**RECORDS PROVIDED:**

──────────────────────────────

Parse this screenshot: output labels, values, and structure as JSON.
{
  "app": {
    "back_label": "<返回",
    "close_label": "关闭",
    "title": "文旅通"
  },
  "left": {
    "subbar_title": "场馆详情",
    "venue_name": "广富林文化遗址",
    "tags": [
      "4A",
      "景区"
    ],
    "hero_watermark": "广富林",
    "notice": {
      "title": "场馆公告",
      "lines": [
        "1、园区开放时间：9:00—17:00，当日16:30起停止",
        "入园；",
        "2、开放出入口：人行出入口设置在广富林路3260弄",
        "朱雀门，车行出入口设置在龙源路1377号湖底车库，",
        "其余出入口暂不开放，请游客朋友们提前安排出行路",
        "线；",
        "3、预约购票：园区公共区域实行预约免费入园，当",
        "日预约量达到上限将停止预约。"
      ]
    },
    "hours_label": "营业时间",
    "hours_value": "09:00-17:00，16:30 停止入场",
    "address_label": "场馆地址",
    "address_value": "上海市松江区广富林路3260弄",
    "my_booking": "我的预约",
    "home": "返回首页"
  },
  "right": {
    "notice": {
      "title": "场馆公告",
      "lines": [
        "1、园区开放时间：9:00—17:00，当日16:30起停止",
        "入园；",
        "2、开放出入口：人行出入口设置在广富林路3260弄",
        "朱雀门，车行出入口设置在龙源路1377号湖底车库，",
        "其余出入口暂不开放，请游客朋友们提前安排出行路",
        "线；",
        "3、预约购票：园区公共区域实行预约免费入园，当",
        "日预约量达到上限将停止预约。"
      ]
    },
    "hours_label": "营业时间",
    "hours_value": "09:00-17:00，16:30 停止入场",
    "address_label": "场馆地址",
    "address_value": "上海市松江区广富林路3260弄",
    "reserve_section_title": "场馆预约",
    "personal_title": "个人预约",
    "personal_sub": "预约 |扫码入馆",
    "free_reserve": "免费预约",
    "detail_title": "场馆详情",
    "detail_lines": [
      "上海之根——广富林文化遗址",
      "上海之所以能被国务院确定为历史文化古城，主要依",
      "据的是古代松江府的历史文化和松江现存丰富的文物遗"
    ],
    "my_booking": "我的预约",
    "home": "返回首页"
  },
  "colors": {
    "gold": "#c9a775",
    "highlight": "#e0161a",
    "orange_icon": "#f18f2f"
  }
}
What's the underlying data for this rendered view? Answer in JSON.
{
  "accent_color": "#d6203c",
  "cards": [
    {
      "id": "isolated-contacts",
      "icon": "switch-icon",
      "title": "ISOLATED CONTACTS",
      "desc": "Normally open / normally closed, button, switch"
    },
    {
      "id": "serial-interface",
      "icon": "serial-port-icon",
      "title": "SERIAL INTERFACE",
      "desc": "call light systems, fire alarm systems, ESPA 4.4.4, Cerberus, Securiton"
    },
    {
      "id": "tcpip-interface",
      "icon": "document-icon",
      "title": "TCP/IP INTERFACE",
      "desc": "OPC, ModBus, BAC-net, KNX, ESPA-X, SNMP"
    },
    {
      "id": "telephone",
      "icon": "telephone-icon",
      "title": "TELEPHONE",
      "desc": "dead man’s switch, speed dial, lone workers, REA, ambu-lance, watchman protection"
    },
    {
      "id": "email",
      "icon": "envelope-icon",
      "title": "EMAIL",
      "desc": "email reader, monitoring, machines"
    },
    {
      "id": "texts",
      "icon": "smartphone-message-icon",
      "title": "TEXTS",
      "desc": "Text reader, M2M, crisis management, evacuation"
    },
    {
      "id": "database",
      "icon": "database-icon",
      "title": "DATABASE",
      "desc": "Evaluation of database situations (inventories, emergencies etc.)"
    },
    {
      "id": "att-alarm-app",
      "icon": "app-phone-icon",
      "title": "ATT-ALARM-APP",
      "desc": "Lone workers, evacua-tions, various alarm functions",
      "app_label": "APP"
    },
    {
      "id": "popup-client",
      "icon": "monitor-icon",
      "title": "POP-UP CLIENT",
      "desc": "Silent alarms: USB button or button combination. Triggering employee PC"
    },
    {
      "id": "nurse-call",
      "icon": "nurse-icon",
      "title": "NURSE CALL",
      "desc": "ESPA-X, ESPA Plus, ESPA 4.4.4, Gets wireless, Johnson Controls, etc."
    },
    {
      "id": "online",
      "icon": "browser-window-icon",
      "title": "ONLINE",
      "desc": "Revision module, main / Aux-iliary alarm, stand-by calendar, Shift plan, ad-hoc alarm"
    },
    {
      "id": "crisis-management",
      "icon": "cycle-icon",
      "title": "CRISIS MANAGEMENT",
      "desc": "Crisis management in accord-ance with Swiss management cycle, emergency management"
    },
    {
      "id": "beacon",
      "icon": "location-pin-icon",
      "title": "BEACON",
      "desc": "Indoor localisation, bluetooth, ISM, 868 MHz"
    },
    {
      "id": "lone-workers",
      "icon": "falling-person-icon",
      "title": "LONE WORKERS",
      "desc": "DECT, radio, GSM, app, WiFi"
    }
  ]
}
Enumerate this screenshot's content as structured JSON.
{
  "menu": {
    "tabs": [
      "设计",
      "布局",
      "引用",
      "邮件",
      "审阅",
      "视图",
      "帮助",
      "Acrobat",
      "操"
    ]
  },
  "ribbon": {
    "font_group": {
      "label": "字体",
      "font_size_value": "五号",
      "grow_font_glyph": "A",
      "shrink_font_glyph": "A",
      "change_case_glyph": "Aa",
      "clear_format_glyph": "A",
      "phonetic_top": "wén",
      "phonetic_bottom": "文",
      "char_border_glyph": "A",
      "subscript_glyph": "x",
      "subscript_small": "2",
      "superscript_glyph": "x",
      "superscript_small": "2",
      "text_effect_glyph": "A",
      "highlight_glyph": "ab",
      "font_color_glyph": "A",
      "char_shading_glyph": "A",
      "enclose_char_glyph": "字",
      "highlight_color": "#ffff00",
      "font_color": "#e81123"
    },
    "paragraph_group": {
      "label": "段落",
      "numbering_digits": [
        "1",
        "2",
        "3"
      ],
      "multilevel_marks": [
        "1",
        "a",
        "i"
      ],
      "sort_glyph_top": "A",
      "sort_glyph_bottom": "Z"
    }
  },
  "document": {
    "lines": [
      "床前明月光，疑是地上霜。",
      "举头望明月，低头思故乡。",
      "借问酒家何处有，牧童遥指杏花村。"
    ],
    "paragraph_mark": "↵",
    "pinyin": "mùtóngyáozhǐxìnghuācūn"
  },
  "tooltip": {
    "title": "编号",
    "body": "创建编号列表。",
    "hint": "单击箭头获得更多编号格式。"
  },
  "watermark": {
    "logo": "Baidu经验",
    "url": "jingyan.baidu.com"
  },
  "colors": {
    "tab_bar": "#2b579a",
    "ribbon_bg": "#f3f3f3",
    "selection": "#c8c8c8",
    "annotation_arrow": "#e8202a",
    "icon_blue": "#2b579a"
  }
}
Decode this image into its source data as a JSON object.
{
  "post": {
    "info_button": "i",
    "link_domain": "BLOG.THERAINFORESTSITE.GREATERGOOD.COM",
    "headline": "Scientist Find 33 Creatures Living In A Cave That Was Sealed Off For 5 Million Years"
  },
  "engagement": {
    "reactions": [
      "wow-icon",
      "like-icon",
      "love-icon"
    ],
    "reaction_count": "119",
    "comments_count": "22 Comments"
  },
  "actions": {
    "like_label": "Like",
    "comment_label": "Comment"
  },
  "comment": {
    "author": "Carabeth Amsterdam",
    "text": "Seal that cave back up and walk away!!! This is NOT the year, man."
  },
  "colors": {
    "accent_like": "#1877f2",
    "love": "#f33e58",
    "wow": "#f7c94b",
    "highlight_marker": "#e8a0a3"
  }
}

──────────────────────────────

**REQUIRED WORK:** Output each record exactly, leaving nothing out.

**EXERCISE RESPONSE:**
Parse this screenshot: output labels, values, and structure as JSON.
{
  "app": {
    "back_label": "<返回",
    "close_label": "关闭",
    "title": "文旅通"
  },
  "left": {
    "subbar_title": "场馆详情",
    "venue_name": "广富林文化遗址",
    "tags": [
      "4A",
      "景区"
    ],
    "hero_watermark": "广富林",
    "notice": {
      "title": "场馆公告",
      "lines": [
        "1、园区开放时间：9:00—17:00，当日16:30起停止",
        "入园；",
        "2、开放出入口：人行出入口设置在广富林路3260弄",
        "朱雀门，车行出入口设置在龙源路1377号湖底车库，",
        "其余出入口暂不开放，请游客朋友们提前安排出行路",
        "线；",
        "3、预约购票：园区公共区域实行预约免费入园，当",
        "日预约量达到上限将停止预约。"
      ]
    },
    "hours_label": "营业时间",
    "hours_value": "09:00-17:00，16:30 停止入场",
    "address_label": "场馆地址",
    "address_value": "上海市松江区广富林路3260弄",
    "my_booking": "我的预约",
    "home": "返回首页"
  },
  "right": {
    "notice": {
      "title": "场馆公告",
      "lines": [
        "1、园区开放时间：9:00—17:00，当日16:30起停止",
        "入园；",
        "2、开放出入口：人行出入口设置在广富林路3260弄",
        "朱雀门，车行出入口设置在龙源路1377号湖底车库，",
        "其余出入口暂不开放，请游客朋友们提前安排出行路",
        "线；",
        "3、预约购票：园区公共区域实行预约免费入园，当",
        "日预约量达到上限将停止预约。"
      ]
    },
    "hours_label": "营业时间",
    "hours_value": "09:00-17:00，16:30 停止入场",
    "address_label": "场馆地址",
    "address_value": "上海市松江区广富林路3260弄",
    "reserve_section_title": "场馆预约",
    "personal_title": "个人预约",
    "personal_sub": "预约 |扫码入馆",
    "free_reserve": "免费预约",
    "detail_title": "场馆详情",
    "detail_lines": [
      "上海之根——广富林文化遗址",
      "上海之所以能被国务院确定为历史文化古城，主要依",
      "据的是古代松江府的历史文化和松江现存丰富的文物遗"
    ],
    "my_booking": "我的预约",
    "home": "返回首页"
  },
  "colors": {
    "gold": "#c9a775",
    "highlight": "#e0161a",
    "orange_icon": "#f18f2f"
  }
}
What's the underlying data for this rendered view? Answer in JSON.
{
  "accent_color": "#d6203c",
  "cards": [
    {
      "id": "isolated-contacts",
      "icon": "switch-icon",
      "title": "ISOLATED CONTACTS",
      "desc": "Normally open / normally closed, button, switch"
    },
    {
      "id": "serial-interface",
      "icon": "serial-port-icon",
      "title": "SERIAL INTERFACE",
      "desc": "call light systems, fire alarm systems, ESPA 4.4.4, Cerberus, Securiton"
    },
    {
      "id": "tcpip-interface",
      "icon": "document-icon",
      "title": "TCP/IP INTERFACE",
      "desc": "OPC, ModBus, BAC-net, KNX, ESPA-X, SNMP"
    },
    {
      "id": "telephone",
      "icon": "telephone-icon",
      "title": "TELEPHONE",
      "desc": "dead man’s switch, speed dial, lone workers, REA, ambu-lance, watchman protection"
    },
    {
      "id": "email",
      "icon": "envelope-icon",
      "title": "EMAIL",
      "desc": "email reader, monitoring, machines"
    },
    {
      "id": "texts",
      "icon": "smartphone-message-icon",
      "title": "TEXTS",
      "desc": "Text reader, M2M, crisis management, evacuation"
    },
    {
      "id": "database",
      "icon": "database-icon",
      "title": "DATABASE",
      "desc": "Evaluation of database situations (inventories, emergencies etc.)"
    },
    {
      "id": "att-alarm-app",
      "icon": "app-phone-icon",
      "title": "ATT-ALARM-APP",
      "desc": "Lone workers, evacua-tions, various alarm functions",
      "app_label": "APP"
    },
    {
      "id": "popup-client",
      "icon": "monitor-icon",
      "title": "POP-UP CLIENT",
      "desc": "Silent alarms: USB button or button combination. Triggering employee PC"
    },
    {
      "id": "nurse-call",
      "icon": "nurse-icon",
      "title": "NURSE CALL",
      "desc": "ESPA-X, ESPA Plus, ESPA 4.4.4, Gets wireless, Johnson Controls, etc."
    },
    {
      "id": "online",
      "icon": "browser-window-icon",
      "title": "ONLINE",
      "desc": "Revision module, main / Aux-iliary alarm, stand-by calendar, Shift plan, ad-hoc alarm"
    },
    {
      "id": "crisis-management",
      "icon": "cycle-icon",
      "title": "CRISIS MANAGEMENT",
      "desc": "Crisis management in accord-ance with Swiss management cycle, emergency management"
    },
    {
      "id": "beacon",
      "icon": "location-pin-icon",
      "title": "BEACON",
      "desc": "Indoor localisation, bluetooth, ISM, 868 MHz"
    },
    {
      "id": "lone-workers",
      "icon": "falling-person-icon",
      "title": "LONE WORKERS",
      "desc": "DECT, radio, GSM, app, WiFi"
    }
  ]
}
Enumerate this screenshot's content as structured JSON.
{
  "menu": {
    "tabs": [
      "设计",
      "布局",
      "引用",
      "邮件",
      "审阅",
      "视图",
      "帮助",
      "Acrobat",
      "操"
    ]
  },
  "ribbon": {
    "font_group": {
      "label": "字体",
      "font_size_value": "五号",
      "grow_font_glyph": "A",
      "shrink_font_glyph": "A",
      "change_case_glyph": "Aa",
      "clear_format_glyph": "A",
      "phonetic_top": "wén",
      "phonetic_bottom": "文",
      "char_border_glyph": "A",
      "subscript_glyph": "x",
      "subscript_small": "2",
      "superscript_glyph": "x",
      "superscript_small": "2",
      "text_effect_glyph": "A",
      "highlight_glyph": "ab",
      "font_color_glyph": "A",
      "char_shading_glyph": "A",
      "enclose_char_glyph": "字",
      "highlight_color": "#ffff00",
      "font_color": "#e81123"
    },
    "paragraph_group": {
      "label": "段落",
      "numbering_digits": [
        "1",
        "2",
        "3"
      ],
      "multilevel_marks": [
        "1",
        "a",
        "i"
      ],
      "sort_glyph_top": "A",
      "sort_glyph_bottom": "Z"
    }
  },
  "document": {
    "lines": [
      "床前明月光，疑是地上霜。",
      "举头望明月，低头思故乡。",
      "借问酒家何处有，牧童遥指杏花村。"
    ],
    "paragraph_mark": "↵",
    "pinyin": "mùtóngyáozhǐxìnghuācūn"
  },
  "tooltip": {
    "title": "编号",
    "body": "创建编号列表。",
    "hint": "单击箭头获得更多编号格式。"
  },
  "watermark": {
    "logo": "Baidu经验",
    "url": "jingyan.baidu.com"
  },
  "colors": {
    "tab_bar": "#2b579a",
    "ribbon_bg": "#f3f3f3",
    "selection": "#c8c8c8",
    "annotation_arrow": "#e8202a",
    "icon_blue": "#2b579a"
  }
}
Decode this image into its source data as a JSON object.
{
  "post": {
    "info_button": "i",
    "link_domain": "BLOG.THERAINFORESTSITE.GREATERGOOD.COM",
    "headline": "Scientist Find 33 Creatures Living In A Cave That Was Sealed Off For 5 Million Years"
  },
  "engagement": {
    "reactions": [
      "wow-icon",
      "like-icon",
      "love-icon"
    ],
    "reaction_count": "119",
    "comments_count": "22 Comments"
  },
  "actions": {
    "like_label": "Like",
    "comment_label": "Comment"
  },
  "comment": {
    "author": "Carabeth Amsterdam",
    "text": "Seal that cave back up and walk away!!! This is NOT the year, man."
  },
  "colors": {
    "accent_like": "#1877f2",
    "love": "#f33e58",
    "wow": "#f7c94b",
    "highlight_marker": "#e8a0a3"
  }
}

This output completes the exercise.